This Teacher Fellowship Programme explored the origins and outcomes of the Korean War and its legacy in Korea and internationally, as well as the significance of this history in the British classroom and in the context of the Cold War.

The Historical Association is delighted to have worked with the World History Digital Education Foundation sponsored by the Korea Foundation on this programme as part of a wider international project designed to educate teachers, students and the general public about Korean history. Participating Teacher Fellows from the UK are part of a global teacher network, encompassing educators from all 22 countries who contributed to the war by sending troops or medical aid.

The 'Forgotten War’

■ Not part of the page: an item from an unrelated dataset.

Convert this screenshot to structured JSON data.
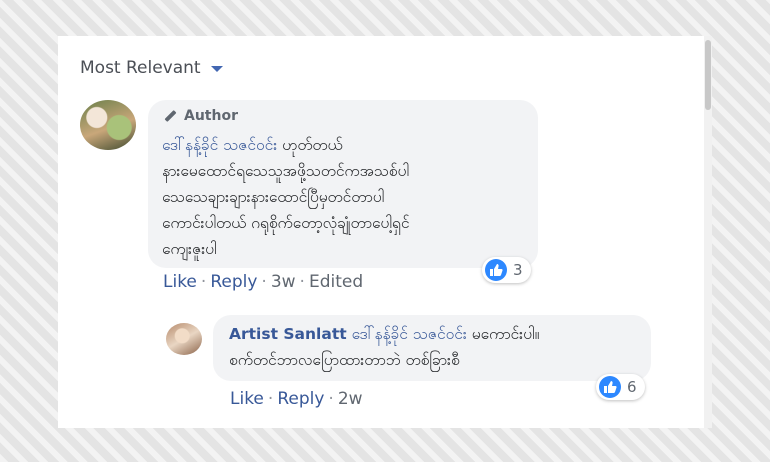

Participants worked with Ben Walsh and academic historians to consider the origins, events and significance of the war, its place in the unfolding of the global Cold War as well as why it has become a 'forgotten war'. Fellows considered Britain’s unique role in the war and the impact of the war on Britain. They also explored the wider significance of the Korean War in global history, both in the Cold War and up to the present day. Participants accessed a range of sources and interpretations that can be used to develop meaningful and engaging approaches to teaching the war and its legacy, including oral history interviews with veterans.

What does the programme involve?

The Fellowship programme began with a residential conference in Athens on 1-4 August 2019 and continued with an eight-week online course starting in mid-September. Participants then developed resources to contribute to a publication for teachers on Exploring and Teaching the Korean War, providing a lasting legacy of the project in the UK for other teachers to develop their understanding of Korean history and how to use it in the classroom.

Access the outcome publication: Exploring and Teaching the Korean War

If you have any questions about this programme, please contact the HA Education and Events Officer, Maheema Chanrai, at maheema.chanrai@history.org.uk or on 0300 100 0223.

World History Digital Education